WHAT IS BEING ASKED: Every line below should be copied exactly; drop the pictures.

PROVIDED DATA:
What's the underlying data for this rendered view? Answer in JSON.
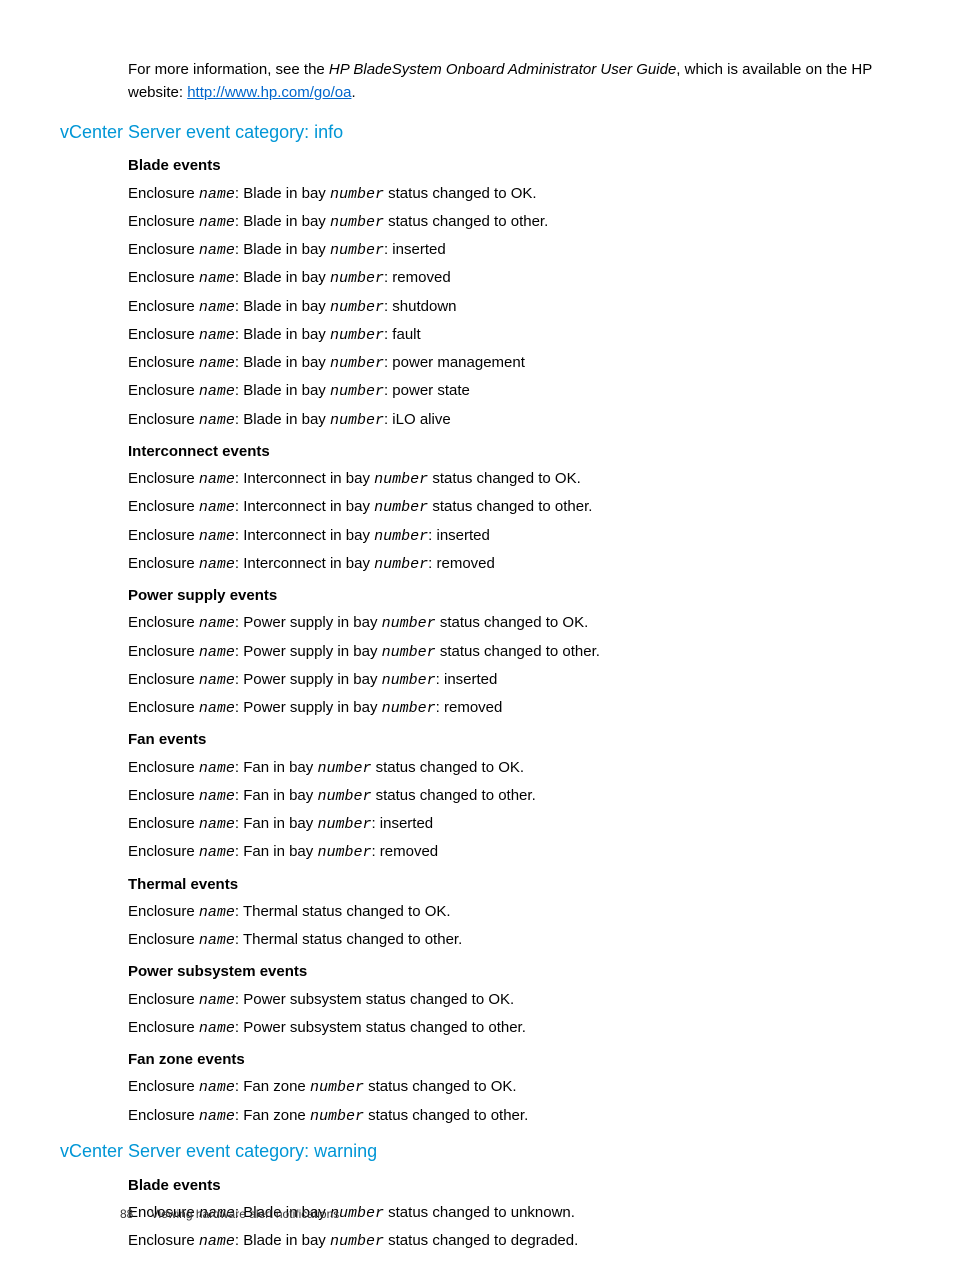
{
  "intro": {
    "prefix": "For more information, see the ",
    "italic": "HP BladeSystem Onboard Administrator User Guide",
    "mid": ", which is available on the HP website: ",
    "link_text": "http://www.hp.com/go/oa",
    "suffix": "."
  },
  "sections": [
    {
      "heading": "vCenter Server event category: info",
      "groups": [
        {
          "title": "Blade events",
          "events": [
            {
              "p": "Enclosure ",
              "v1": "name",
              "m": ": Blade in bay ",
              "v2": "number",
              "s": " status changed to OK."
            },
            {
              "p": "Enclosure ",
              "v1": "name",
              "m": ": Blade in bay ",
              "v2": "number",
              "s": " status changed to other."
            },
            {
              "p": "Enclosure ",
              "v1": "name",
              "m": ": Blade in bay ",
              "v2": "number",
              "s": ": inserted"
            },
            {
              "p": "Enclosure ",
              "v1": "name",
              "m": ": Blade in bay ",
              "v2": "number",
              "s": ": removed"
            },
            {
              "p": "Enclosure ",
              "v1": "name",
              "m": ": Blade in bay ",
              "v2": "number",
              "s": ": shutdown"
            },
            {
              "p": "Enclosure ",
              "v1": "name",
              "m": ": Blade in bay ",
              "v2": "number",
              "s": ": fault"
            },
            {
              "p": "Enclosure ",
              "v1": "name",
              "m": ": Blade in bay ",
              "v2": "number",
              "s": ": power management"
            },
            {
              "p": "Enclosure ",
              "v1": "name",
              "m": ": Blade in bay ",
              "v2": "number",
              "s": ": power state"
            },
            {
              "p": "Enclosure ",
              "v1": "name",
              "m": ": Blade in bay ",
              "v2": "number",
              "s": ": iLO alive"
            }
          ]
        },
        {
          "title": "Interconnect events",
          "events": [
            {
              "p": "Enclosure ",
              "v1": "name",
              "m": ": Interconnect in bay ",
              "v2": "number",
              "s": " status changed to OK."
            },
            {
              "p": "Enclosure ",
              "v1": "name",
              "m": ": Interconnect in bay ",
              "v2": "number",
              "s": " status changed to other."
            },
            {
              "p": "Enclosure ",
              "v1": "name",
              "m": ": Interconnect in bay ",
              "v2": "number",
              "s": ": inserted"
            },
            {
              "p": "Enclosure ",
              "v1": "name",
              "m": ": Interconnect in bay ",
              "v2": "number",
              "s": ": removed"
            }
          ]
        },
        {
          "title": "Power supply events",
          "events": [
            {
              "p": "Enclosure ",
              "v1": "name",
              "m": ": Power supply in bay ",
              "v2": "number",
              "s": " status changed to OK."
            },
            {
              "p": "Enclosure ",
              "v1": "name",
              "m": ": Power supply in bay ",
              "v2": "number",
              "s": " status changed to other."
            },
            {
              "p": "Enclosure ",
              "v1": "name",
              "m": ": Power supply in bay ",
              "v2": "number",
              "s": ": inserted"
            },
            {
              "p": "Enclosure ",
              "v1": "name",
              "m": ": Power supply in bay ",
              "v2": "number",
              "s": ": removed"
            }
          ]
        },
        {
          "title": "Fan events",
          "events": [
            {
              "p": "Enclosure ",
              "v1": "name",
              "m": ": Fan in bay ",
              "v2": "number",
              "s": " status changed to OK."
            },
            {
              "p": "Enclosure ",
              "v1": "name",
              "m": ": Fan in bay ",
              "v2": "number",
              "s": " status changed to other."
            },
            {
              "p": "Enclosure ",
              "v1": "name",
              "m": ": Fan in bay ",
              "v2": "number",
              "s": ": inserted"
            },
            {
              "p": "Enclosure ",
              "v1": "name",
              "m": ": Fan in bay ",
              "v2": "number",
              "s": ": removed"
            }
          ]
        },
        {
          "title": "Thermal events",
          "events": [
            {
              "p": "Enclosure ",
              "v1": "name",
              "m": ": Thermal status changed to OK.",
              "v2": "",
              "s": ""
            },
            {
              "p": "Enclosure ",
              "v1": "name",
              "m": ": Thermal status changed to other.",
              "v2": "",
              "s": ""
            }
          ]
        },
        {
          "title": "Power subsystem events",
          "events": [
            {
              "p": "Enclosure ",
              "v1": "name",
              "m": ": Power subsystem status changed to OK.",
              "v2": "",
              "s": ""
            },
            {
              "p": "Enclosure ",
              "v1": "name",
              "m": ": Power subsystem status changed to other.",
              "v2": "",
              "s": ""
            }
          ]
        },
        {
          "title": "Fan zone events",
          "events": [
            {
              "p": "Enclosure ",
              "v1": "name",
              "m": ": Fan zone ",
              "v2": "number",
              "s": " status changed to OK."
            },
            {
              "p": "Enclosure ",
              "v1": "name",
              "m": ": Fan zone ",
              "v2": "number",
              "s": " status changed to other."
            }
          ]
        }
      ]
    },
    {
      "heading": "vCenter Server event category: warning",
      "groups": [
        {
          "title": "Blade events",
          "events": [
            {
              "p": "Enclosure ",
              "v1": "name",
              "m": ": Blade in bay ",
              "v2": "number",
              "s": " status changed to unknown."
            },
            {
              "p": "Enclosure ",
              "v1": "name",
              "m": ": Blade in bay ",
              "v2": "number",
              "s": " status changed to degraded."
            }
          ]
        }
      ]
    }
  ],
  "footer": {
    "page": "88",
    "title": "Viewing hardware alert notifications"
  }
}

EXPECTED ANSWER:
What's the underlying data for this rendered view? Answer in JSON.
{
  "intro": {
    "prefix": "For more information, see the ",
    "italic": "HP BladeSystem Onboard Administrator User Guide",
    "mid": ", which is available on the HP website: ",
    "link_text": "http://www.hp.com/go/oa",
    "suffix": "."
  },
  "sections": [
    {
      "heading": "vCenter Server event category: info",
      "groups": [
        {
          "title": "Blade events",
          "events": [
            {
              "p": "Enclosure ",
              "v1": "name",
              "m": ": Blade in bay ",
              "v2": "number",
              "s": " status changed to OK."
            },
            {
              "p": "Enclosure ",
              "v1": "name",
              "m": ": Blade in bay ",
              "v2": "number",
              "s": " status changed to other."
            },
            {
              "p": "Enclosure ",
              "v1": "name",
              "m": ": Blade in bay ",
              "v2": "number",
              "s": ": inserted"
            },
            {
              "p": "Enclosure ",
              "v1": "name",
              "m": ": Blade in bay ",
              "v2": "number",
              "s": ": removed"
            },
            {
              "p": "Enclosure ",
              "v1": "name",
              "m": ": Blade in bay ",
              "v2": "number",
              "s": ": shutdown"
            },
            {
              "p": "Enclosure ",
              "v1": "name",
              "m": ": Blade in bay ",
              "v2": "number",
              "s": ": fault"
            },
            {
              "p": "Enclosure ",
              "v1": "name",
              "m": ": Blade in bay ",
              "v2": "number",
              "s": ": power management"
            },
            {
              "p": "Enclosure ",
              "v1": "name",
              "m": ": Blade in bay ",
              "v2": "number",
              "s": ": power state"
            },
            {
              "p": "Enclosure ",
              "v1": "name",
              "m": ": Blade in bay ",
              "v2": "number",
              "s": ": iLO alive"
            }
          ]
        },
        {
          "title": "Interconnect events",
          "events": [
            {
              "p": "Enclosure ",
              "v1": "name",
              "m": ": Interconnect in bay ",
              "v2": "number",
              "s": " status changed to OK."
            },
            {
              "p": "Enclosure ",
              "v1": "name",
              "m": ": Interconnect in bay ",
              "v2": "number",
              "s": " status changed to other."
            },
            {
              "p": "Enclosure ",
              "v1": "name",
              "m": ": Interconnect in bay ",
              "v2": "number",
              "s": ": inserted"
            },
            {
              "p": "Enclosure ",
              "v1": "name",
              "m": ": Interconnect in bay ",
              "v2": "number",
              "s": ": removed"
            }
          ]
        },
        {
          "title": "Power supply events",
          "events": [
            {
              "p": "Enclosure ",
              "v1": "name",
              "m": ": Power supply in bay ",
              "v2": "number",
              "s": " status changed to OK."
            },
            {
              "p": "Enclosure ",
              "v1": "name",
              "m": ": Power supply in bay ",
              "v2": "number",
              "s": " status changed to other."
            },
            {
              "p": "Enclosure ",
              "v1": "name",
              "m": ": Power supply in bay ",
              "v2": "number",
              "s": ": inserted"
            },
            {
              "p": "Enclosure ",
              "v1": "name",
              "m": ": Power supply in bay ",
              "v2": "number",
              "s": ": removed"
            }
          ]
        },
        {
          "title": "Fan events",
          "events": [
            {
              "p": "Enclosure ",
              "v1": "name",
              "m": ": Fan in bay ",
              "v2": "number",
              "s": " status changed to OK."
            },
            {
              "p": "Enclosure ",
              "v1": "name",
              "m": ": Fan in bay ",
              "v2": "number",
              "s": " status changed to other."
            },
            {
              "p": "Enclosure ",
              "v1": "name",
              "m": ": Fan in bay ",
              "v2": "number",
              "s": ": inserted"
            },
            {
              "p": "Enclosure ",
              "v1": "name",
              "m": ": Fan in bay ",
              "v2": "number",
              "s": ": removed"
            }
          ]
        },
        {
          "title": "Thermal events",
          "events": [
            {
              "p": "Enclosure ",
              "v1": "name",
              "m": ": Thermal status changed to OK.",
              "v2": "",
              "s": ""
            },
            {
              "p": "Enclosure ",
              "v1": "name",
              "m": ": Thermal status changed to other.",
              "v2": "",
              "s": ""
            }
          ]
        },
        {
          "title": "Power subsystem events",
          "events": [
            {
              "p": "Enclosure ",
              "v1": "name",
              "m": ": Power subsystem status changed to OK.",
              "v2": "",
              "s": ""
            },
            {
              "p": "Enclosure ",
              "v1": "name",
              "m": ": Power subsystem status changed to other.",
              "v2": "",
              "s": ""
            }
          ]
        },
        {
          "title": "Fan zone events",
          "events": [
            {
              "p": "Enclosure ",
              "v1": "name",
              "m": ": Fan zone ",
              "v2": "number",
              "s": " status changed to OK."
            },
            {
              "p": "Enclosure ",
              "v1": "name",
              "m": ": Fan zone ",
              "v2": "number",
              "s": " status changed to other."
            }
          ]
        }
      ]
    },
    {
      "heading": "vCenter Server event category: warning",
      "groups": [
        {
          "title": "Blade events",
          "events": [
            {
              "p": "Enclosure ",
              "v1": "name",
              "m": ": Blade in bay ",
              "v2": "number",
              "s": " status changed to unknown."
            },
            {
              "p": "Enclosure ",
              "v1": "name",
              "m": ": Blade in bay ",
              "v2": "number",
              "s": " status changed to degraded."
            }
          ]
        }
      ]
    }
  ],
  "footer": {
    "page": "88",
    "title": "Viewing hardware alert notifications"
  }
}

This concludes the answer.